Description

Enterprise challenge funds award grants or subsidies through a competitive process to private sector organizations that submit solutions with an explicit public purpose. Companies working within a specific sector are invited to submit project proposals for inclusive businesses that aim to solve a stated development problem and generate high pro-poor impact. Challenge funds can trigger new ideas and innovative solutions or promote the scale-up or growth of existing solutions. Proposals are assessed against transparent and pre-determined criteria.[1] Successful applicants must often match a certain percentage of the grant with own financing and/or in-kind contributions.

The number and volume of funds has grown rapidly since the 1900s. Funds ranges from approximately $1.5 million or less up to $207 million and can address a variety of issues, sectors, or countries or on just one sector or country. Companies are attracted to challenge funds due to their risk-willing capital, rather than the access to subsidies.[2]

Points to consider

  • Management requirements:  Enterprise challenge funds tend to be administratively demanding with management costs accounting for approximately 20-50 percent of total budget allocation. The delegation of fund management to an independent organization is an option.
  • Evaluation requirements:  Enterprise challenge funds lack adequate impact measurement systems. Critics point out that there are still very few evaluations of challenge funds to date. Furthermore, those evaluations seem to be focused too much on management issues and not enough on the evidence for the additionality of the funding and on the systemic pro-poor impact.[3]

Case Example:

Global:  Incentivizing innovation in Agriculture, Health, and Nutrition

In 2012, nearly 870 million people worldwide suffered from chronic undernourishment. While cereal yields in developed countries average 5.1 tons per hectare, average yields in Africa are only 1.2 tons per hectare. To keep pace with the growing agricultural needs of developed and developing countries, Australia, Canada, the United Kingdom, and the United States, in partnership with the Bill and Melinda Gates Foundation, launched AgResults, a $118 million multilateral initiative incentivizing and rewarding high-impact agricultural innovations.

AgResults incentivizes private sector investment and innovation in the field of smallholder agriculture through prizes that promote the uptake of new technologies. These prizes are awarded to the private sector based on the achievement of pre-defined results and are intended to overcome existing failures that impede the development of sustainable commercial markets for such technologies. By enabling the private sector to promote new technologies, significant development outcomes can be achieved in heightened food security, increased smallholder incomes, and improved health and nutrition. In addition to uncovering solutions to bolster food security, the fund aims to test the effectiveness and efficiency of pull financing in the promotion and adoption of innovative agricultural technologies.

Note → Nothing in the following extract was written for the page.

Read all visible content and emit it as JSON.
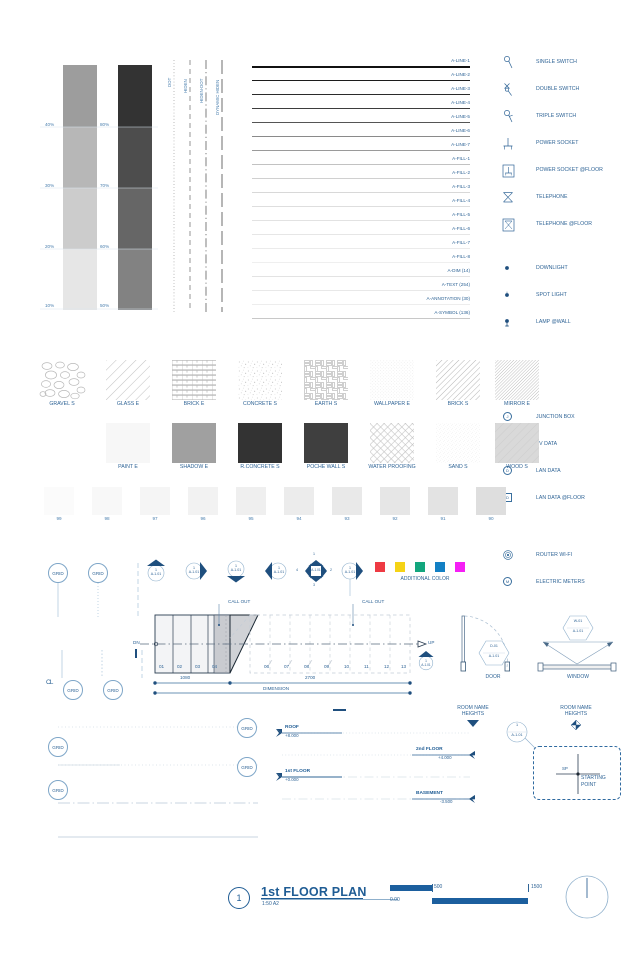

AgResults’ portfolio of pilot projects represents a diverse mix of agriculture and food security issues, focusing on either the adoption of existing technologies or the development and adaptation of new research and technologies. Current pilots focus on Aflatoxin reduction, improved on-farm storage, and bio-fortified maize for smallholder farmers. The pilots are being implemented in Zambia, Nigeria, and Kenya. While the pilots have shown early promise, there are issues with uptake as smallholder farmers are risk-averse and less willing to adopt unknown technologies. Another issue is finding private sector partners with sufficient expertise and access to capital to adequately pilot these innovations.                     

Source:

Policy Case Study

Further Examples

Additional Resources

  • Brain, A.; Gulrajani, N.; & Mitchell, J. (2014):  Meeting the challenge:  How can enterprise challenge funds be made to work better? EPS-PEAKS Working Paper. Retrieved from http://www.globaleconomicgovernance.org/meeting-challenge-how-can-enterprise-challenge-funds-be-made-work-better
  • Pompa, C. (2013). Understanding Challenge Funds. London:  Overseas Development Institute.
  • Swedish International Development Agency (SIDA). (2012). Challenge Funds:  A guide based on SIDA’s and other actors work using Challenge Funds in development assistance/as a method for development. SIDA Guidelines. Stockholm:  SIDA.

[1] O’Riordan, A.; Copestake, J.’ Seibold, J.; & Smith, D. (2013 December). Challenge funds in international development. Research paper. Retrieved from http://www.tripleline.com/wp-content/uploads/2013/12/Challenge-Funds-in-International-Development.pdf 

[2] Brain, A.; Gulrajani, N.; & Mitchell, J. (2014):  Meeting the challenge:  How can enterprise challenge funds be made to work better? EPS-PEAKS Working Paper. Retrieved from http://www.globaleconomicgovernance.org/meeting-challenge-how-can-enterp...

[3] Additionality means that challenge funds are channeling resources to the private sector that result in investments and activities which would not otherwise have happened (at all, or in the same way, extent, or time).

Policy Instruments: Countries: Topics: